5. What did Daniel do when he heard the king’s decision to destroy the wise men of Babylon?
He sought to intervene and have the king give him the time to interpret the dreams of the king: “(14) Then Daniel answered with counsel and wisdom to Arioch the captain of the king's guard, which was gone forth to slay the wise men of Babylon: (15) He answered and said to Arioch the king's captain, Why is the decree so hasty from the king? Then Arioch made the thing known to Daniel.
(16) Then Daniel went in, and desired of the king that he would give him time, and that he would shew the king the interpretation” (Daniel 2:14-16).
- Why is the decree so hasty (Proverbs 14:29 and Ecclesiastes 7:9)?
- Daniel wanted time to step up and show the interpretation (Proverbs 16:14).
6. What did Daniel tell Hananiah, Mishael, and Azariah?
That they needed to desire the mercies of God so they didn’t perish with the wise men of Babylon: “(17) Then Daniel went to his house, and made the thing known to Hananiah, Mishael, and Azariah, his companions: (18) That they would desire mercies of the God of heaven concerning this secret; that Daniel and his fellows should not perish with the rest of the wise men of Babylon” (Daniel 2:17-18).
- As God’s men, they knew to whom to look (Psalms 30:10, Psalms 50:14-15, and Psalms 107:19).
7. Why did Daniel thank and praise God?
The Lord revealed to Daniel what he desired - the dream and the interpretation thereof: “(19) Then was the secret revealed unto Daniel in a night vision. Then Daniel blessed the God of heaven. (20) Daniel answered and said, Blessed be the name of God for ever and ever: for wisdom and might are his: (21) And he changeth the times and the seasons: he removeth kings, and setteth up kings: he giveth wisdom unto the wise, and knowledge to them that know understanding: (22) He revealeth the deep and secret things: he knoweth what is in the darkness, and the light dwelleth with him. (23) I thank thee, and praise thee, O thou God of my fathers, who hast given me wisdom and might, and hast made known unto me now what we desired of thee: for thou hast now made known unto us the king's matter” (Daniel 2:19-23).

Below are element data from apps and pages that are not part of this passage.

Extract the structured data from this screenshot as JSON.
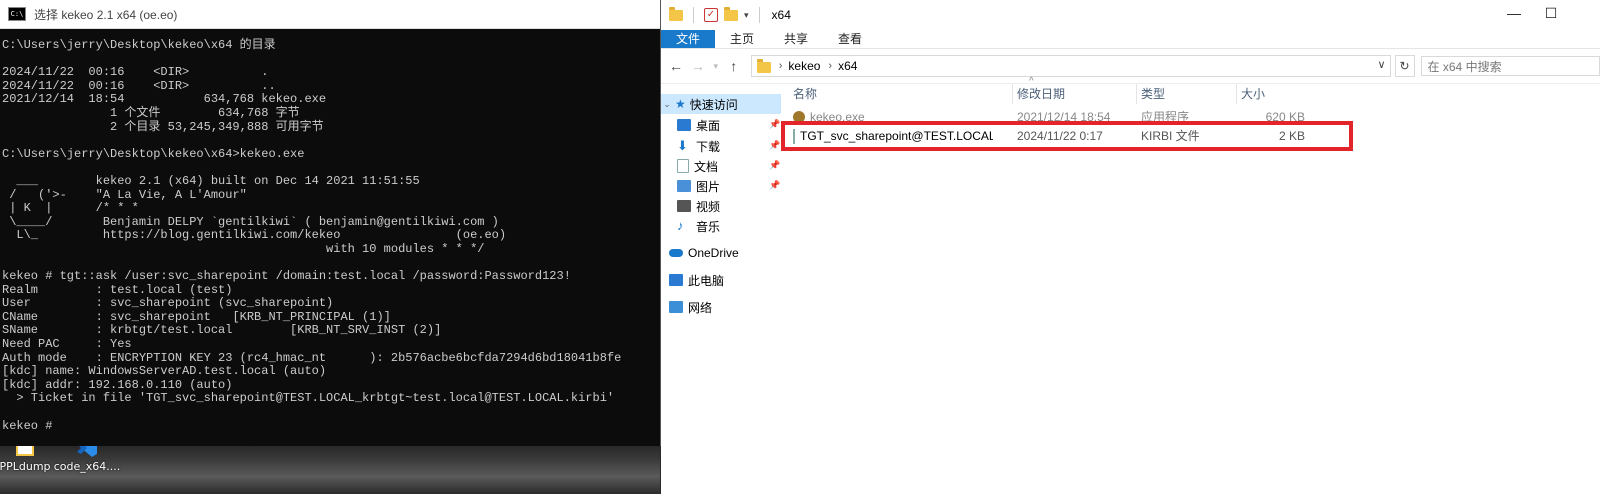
{
  "console": {
    "title": "选择 kekeo 2.1 x64 (oe.eo)",
    "icon_text": "C:\\",
    "lines": [
      "C:\\Users\\jerry\\Desktop\\kekeo\\x64 的目录",
      "",
      "2024/11/22  00:16    <DIR>          .",
      "2024/11/22  00:16    <DIR>          ..",
      "2021/12/14  18:54           634,768 kekeo.exe",
      "               1 个文件        634,768 字节",
      "               2 个目录 53,245,349,888 可用字节",
      "",
      "C:\\Users\\jerry\\Desktop\\kekeo\\x64>kekeo.exe",
      "",
      "  ___        kekeo 2.1 (x64) built on Dec 14 2021 11:51:55",
      " /   ('>-    \"A La Vie, A L'Amour\"",
      " | K  |      /* * *",
      " \\____/       Benjamin DELPY `gentilkiwi` ( benjamin@gentilkiwi.com )",
      "  L\\_         https://blog.gentilkiwi.com/kekeo                (oe.eo)",
      "                                             with 10 modules * * */",
      "",
      "kekeo # tgt::ask /user:svc_sharepoint /domain:test.local /password:Password123!",
      "Realm        : test.local (test)",
      "User         : svc_sharepoint (svc_sharepoint)",
      "CName        : svc_sharepoint   [KRB_NT_PRINCIPAL (1)]",
      "SName        : krbtgt/test.local        [KRB_NT_SRV_INST (2)]",
      "Need PAC     : Yes",
      "Auth mode    : ENCRYPTION KEY 23 (rc4_hmac_nt      ): 2b576acbe6bcfda7294d6bd18041b8fe",
      "[kdc] name: WindowsServerAD.test.local (auto)",
      "[kdc] addr: 192.168.0.110 (auto)",
      "  > Ticket in file 'TGT_svc_sharepoint@TEST.LOCAL_krbtgt~test.local@TEST.LOCAL.kirbi'",
      "",
      "kekeo #"
    ]
  },
  "desktop": {
    "icons": [
      {
        "label": "PPLdump",
        "icon": "ppldump-icon"
      },
      {
        "label": "code_x64....",
        "icon": "vscode-icon"
      }
    ]
  },
  "explorer": {
    "title": "x64",
    "window_controls": {
      "minimize": "—",
      "maximize": "☐"
    },
    "ribbon_tabs": [
      "文件",
      "主页",
      "共享",
      "查看"
    ],
    "breadcrumb": [
      "kekeo",
      "x64"
    ],
    "search_placeholder": "在 x64 中搜索",
    "nav": {
      "quick_access": "快速访问",
      "items": [
        "桌面",
        "下载",
        "文档",
        "图片",
        "视频",
        "音乐"
      ],
      "onedrive": "OneDrive",
      "this_pc": "此电脑",
      "network": "网络"
    },
    "columns": [
      "名称",
      "修改日期",
      "类型",
      "大小"
    ],
    "files": [
      {
        "name": "kekeo.exe",
        "date": "2021/12/14 18:54",
        "type": "应用程序",
        "size": "620 KB"
      },
      {
        "name": "TGT_svc_sharepoint@TEST.LOCAL_kr...",
        "date": "2024/11/22 0:17",
        "type": "KIRBI 文件",
        "size": "2 KB"
      }
    ]
  },
  "colors": {
    "accent": "#1979ca",
    "highlight": "#e3242b",
    "console_bg": "#0c0c0c"
  }
}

- We know, as far back as the days of Joseph being imprisoned in Egypt, that God worked through prophets to interpret dreams (Genesis 40:1-41:45).
- Remember: “As for these four children, God gave them knowledge and skill in all learning and wisdom: and Daniel had understanding in all visions and dreams” (Daniel 1:17). Now, they needed to “stir” up their gift (II Timothy 1:6-7).

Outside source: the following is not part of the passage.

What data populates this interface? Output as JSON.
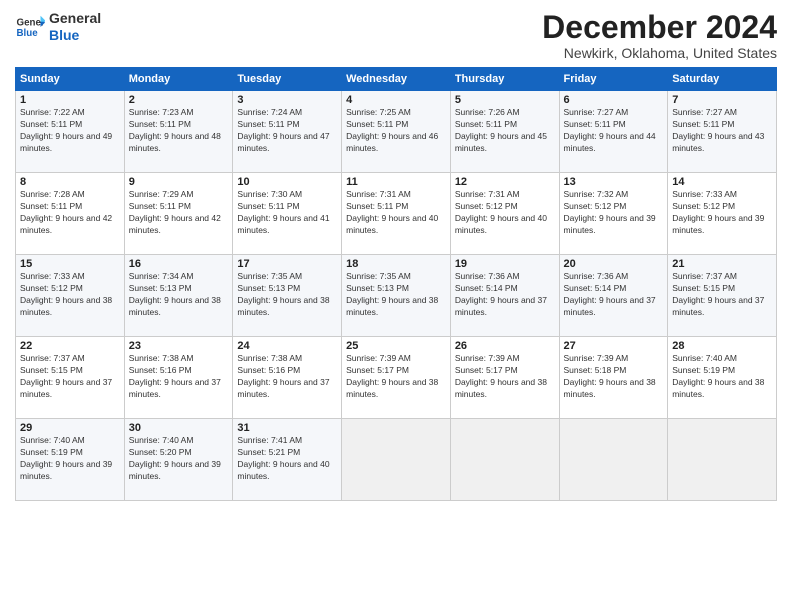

- God revealed this secret to Daniel (Amos 3:7).
- Daniel credits GOD as GOD having wisdom and might (Psalms 57:5, Psalms 62:11, and I Corinthians 10:31).
- Things were where God desired them (cf. Jeremiah 27:1-11 and Jeremiah 29:1-16).
- God is the revealer of secret things (Psalms 44:21, Daniel 2:28-29, and I Corinthians 4:5).
- God knows (Proverbs 15:3 and Jeremiah 23:24).
- God revealed and gave wisdom to Daniel (II Peter 1:20-21).
© 2019 This study was prepared for a Bible class with the Sunrise Acres church of Christ in El Paso, TX by Brian A. Yeager.